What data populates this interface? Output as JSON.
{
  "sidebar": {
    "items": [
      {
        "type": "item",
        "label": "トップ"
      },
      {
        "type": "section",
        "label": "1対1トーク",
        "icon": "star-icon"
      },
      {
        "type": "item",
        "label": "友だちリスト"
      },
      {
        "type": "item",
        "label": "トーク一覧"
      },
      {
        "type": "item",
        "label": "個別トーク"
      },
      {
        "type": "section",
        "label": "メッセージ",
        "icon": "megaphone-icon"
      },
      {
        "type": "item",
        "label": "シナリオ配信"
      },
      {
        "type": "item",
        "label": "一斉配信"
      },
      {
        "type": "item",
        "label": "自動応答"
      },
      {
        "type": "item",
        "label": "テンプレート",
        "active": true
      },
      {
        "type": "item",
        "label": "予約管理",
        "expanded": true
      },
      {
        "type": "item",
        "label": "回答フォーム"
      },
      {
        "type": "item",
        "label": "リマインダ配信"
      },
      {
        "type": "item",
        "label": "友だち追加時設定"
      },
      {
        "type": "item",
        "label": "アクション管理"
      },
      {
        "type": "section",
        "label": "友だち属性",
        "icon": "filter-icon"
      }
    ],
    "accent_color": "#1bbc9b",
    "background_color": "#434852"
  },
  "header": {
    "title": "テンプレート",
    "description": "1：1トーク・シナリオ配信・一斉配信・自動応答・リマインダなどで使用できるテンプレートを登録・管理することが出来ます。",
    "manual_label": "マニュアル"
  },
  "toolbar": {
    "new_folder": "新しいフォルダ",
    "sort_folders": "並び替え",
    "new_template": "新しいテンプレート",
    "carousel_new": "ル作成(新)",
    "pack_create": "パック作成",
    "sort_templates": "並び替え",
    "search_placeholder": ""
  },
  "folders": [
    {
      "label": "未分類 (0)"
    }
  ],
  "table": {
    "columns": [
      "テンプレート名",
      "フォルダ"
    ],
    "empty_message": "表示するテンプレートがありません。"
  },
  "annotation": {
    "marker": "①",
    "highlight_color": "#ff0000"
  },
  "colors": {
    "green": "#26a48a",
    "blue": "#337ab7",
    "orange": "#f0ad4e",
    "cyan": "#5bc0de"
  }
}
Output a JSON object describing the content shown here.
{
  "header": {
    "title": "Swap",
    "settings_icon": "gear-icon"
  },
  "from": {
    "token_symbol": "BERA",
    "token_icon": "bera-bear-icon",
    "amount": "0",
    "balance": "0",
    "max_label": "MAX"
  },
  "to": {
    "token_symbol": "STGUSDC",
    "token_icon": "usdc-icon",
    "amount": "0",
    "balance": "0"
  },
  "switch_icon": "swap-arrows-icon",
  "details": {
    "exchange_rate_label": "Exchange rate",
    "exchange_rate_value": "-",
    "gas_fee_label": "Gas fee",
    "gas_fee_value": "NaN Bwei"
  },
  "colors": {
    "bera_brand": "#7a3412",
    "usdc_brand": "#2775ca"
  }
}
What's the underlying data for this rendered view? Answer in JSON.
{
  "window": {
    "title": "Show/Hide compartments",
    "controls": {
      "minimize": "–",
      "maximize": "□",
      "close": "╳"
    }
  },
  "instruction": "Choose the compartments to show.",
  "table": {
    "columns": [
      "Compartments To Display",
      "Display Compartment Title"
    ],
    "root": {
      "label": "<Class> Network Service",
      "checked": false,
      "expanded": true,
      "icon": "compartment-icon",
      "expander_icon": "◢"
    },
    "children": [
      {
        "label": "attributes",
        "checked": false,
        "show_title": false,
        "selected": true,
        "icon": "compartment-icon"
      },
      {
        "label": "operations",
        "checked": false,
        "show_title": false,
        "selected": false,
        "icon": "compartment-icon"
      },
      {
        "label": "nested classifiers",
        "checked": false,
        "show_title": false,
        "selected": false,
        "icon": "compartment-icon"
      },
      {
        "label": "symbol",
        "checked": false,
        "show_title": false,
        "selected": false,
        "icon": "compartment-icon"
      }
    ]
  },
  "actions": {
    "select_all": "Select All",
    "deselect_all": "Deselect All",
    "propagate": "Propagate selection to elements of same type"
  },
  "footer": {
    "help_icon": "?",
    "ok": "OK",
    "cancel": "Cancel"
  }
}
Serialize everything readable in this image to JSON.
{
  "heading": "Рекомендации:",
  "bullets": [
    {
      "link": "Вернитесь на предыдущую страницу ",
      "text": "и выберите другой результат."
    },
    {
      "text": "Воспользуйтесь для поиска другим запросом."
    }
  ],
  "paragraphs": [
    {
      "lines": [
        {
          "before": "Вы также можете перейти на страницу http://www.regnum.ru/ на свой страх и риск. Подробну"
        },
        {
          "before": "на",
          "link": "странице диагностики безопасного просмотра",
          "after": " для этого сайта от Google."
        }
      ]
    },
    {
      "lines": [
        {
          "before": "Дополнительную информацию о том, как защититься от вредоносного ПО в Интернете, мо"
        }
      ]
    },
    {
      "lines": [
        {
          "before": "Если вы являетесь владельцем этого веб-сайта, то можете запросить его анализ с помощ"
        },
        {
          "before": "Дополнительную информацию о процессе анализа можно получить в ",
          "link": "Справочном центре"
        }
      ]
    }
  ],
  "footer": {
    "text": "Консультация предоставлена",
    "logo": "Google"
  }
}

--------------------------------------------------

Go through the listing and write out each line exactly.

What data populates this interface? Output as JSON.
{
  "sidebar": {
    "items": [
      {
        "type": "item",
        "label": "トップ"
      },
      {
        "type": "section",
        "label": "1対1トーク",
        "icon": "star-icon"
      },
      {
        "type": "item",
        "label": "友だちリスト"
      },
      {
        "type": "item",
        "label": "トーク一覧"
      },
      {
        "type": "item",
        "label": "個別トーク"
      },
      {
        "type": "section",
        "label": "メッセージ",
        "icon": "megaphone-icon"
      },
      {
        "type": "item",
        "label": "シナリオ配信"
      },
      {
        "type": "item",
        "label": "一斉配信"
      },
      {
        "type": "item",
        "label": "自動応答"
      },
      {
        "type": "item",
        "label": "テンプレート",
        "active": true
      },
      {
        "type": "item",
        "label": "予約管理",
        "expanded": true
      },
      {
        "type": "item",
        "label": "回答フォーム"
      },
      {
        "type": "item",
        "label": "リマインダ配信"
      },
      {
        "type": "item",
        "label": "友だち追加時設定"
      },
      {
        "type": "item",
        "label": "アクション管理"
      },
      {
        "type": "section",
        "label": "友だち属性",
        "icon": "filter-icon"
      }
    ],
    "accent_color": "#1bbc9b",
    "background_color": "#434852"
  },
  "header": {
    "title": "テンプレート",
    "description": "1：1トーク・シナリオ配信・一斉配信・自動応答・リマインダなどで使用できるテンプレートを登録・管理することが出来ます。",
    "manual_label": "マニュアル"
  },
  "toolbar": {
    "new_folder": "新しいフォルダ",
    "sort_folders": "並び替え",
    "new_template": "新しいテンプレート",
    "carousel_new": "ル作成(新)",
    "pack_create": "パック作成",
    "sort_templates": "並び替え",
    "search_placeholder": ""
  },
  "folders": [
    {
      "label": "未分類 (0)"
    }
  ],
  "table": {
    "columns": [
      "テンプレート名",
      "フォルダ"
    ],
    "empty_message": "表示するテンプレートがありません。"
  },
  "annotation": {
    "marker": "①",
    "highlight_color": "#ff0000"
  },
  "colors": {
    "green": "#26a48a",
    "blue": "#337ab7",
    "orange": "#f0ad4e",
    "cyan": "#5bc0de"
  }
}
Output a JSON object describing the content shown here.
{
  "header": {
    "title": "Swap",
    "settings_icon": "gear-icon"
  },
  "from": {
    "token_symbol": "BERA",
    "token_icon": "bera-bear-icon",
    "amount": "0",
    "balance": "0",
    "max_label": "MAX"
  },
  "to": {
    "token_symbol": "STGUSDC",
    "token_icon": "usdc-icon",
    "amount": "0",
    "balance": "0"
  },
  "switch_icon": "swap-arrows-icon",
  "details": {
    "exchange_rate_label": "Exchange rate",
    "exchange_rate_value": "-",
    "gas_fee_label": "Gas fee",
    "gas_fee_value": "NaN Bwei"
  },
  "colors": {
    "bera_brand": "#7a3412",
    "usdc_brand": "#2775ca"
  }
}
What's the underlying data for this rendered view? Answer in JSON.
{
  "window": {
    "title": "Show/Hide compartments",
    "controls": {
      "minimize": "–",
      "maximize": "□",
      "close": "╳"
    }
  },
  "instruction": "Choose the compartments to show.",
  "table": {
    "columns": [
      "Compartments To Display",
      "Display Compartment Title"
    ],
    "root": {
      "label": "<Class> Network Service",
      "checked": false,
      "expanded": true,
      "icon": "compartment-icon",
      "expander_icon": "◢"
    },
    "children": [
      {
        "label": "attributes",
        "checked": false,
        "show_title": false,
        "selected": true,
        "icon": "compartment-icon"
      },
      {
        "label": "operations",
        "checked": false,
        "show_title": false,
        "selected": false,
        "icon": "compartment-icon"
      },
      {
        "label": "nested classifiers",
        "checked": false,
        "show_title": false,
        "selected": false,
        "icon": "compartment-icon"
      },
      {
        "label": "symbol",
        "checked": false,
        "show_title": false,
        "selected": false,
        "icon": "compartment-icon"
      }
    ]
  },
  "actions": {
    "select_all": "Select All",
    "deselect_all": "Deselect All",
    "propagate": "Propagate selection to elements of same type"
  },
  "footer": {
    "help_icon": "?",
    "ok": "OK",
    "cancel": "Cancel"
  }
}
Serialize everything readable in this image to JSON.
{
  "heading": "Рекомендации:",
  "bullets": [
    {
      "link": "Вернитесь на предыдущую страницу ",
      "text": "и выберите другой результат."
    },
    {
      "text": "Воспользуйтесь для поиска другим запросом."
    }
  ],
  "paragraphs": [
    {
      "lines": [
        {
          "before": "Вы также можете перейти на страницу http://www.regnum.ru/ на свой страх и риск. Подробну"
        },
        {
          "before": "на",
          "link": "странице диагностики безопасного просмотра",
          "after": " для этого сайта от Google."
        }
      ]
    },
    {
      "lines": [
        {
          "before": "Дополнительную информацию о том, как защититься от вредоносного ПО в Интернете, мо"
        }
      ]
    },
    {
      "lines": [
        {
          "before": "Если вы являетесь владельцем этого веб-сайта, то можете запросить его анализ с помощ"
        },
        {
          "before": "Дополнительную информацию о процессе анализа можно получить в ",
          "link": "Справочном центре"
        }
      ]
    }
  ],
  "footer": {
    "text": "Консультация предоставлена",
    "logo": "Google"
  }
}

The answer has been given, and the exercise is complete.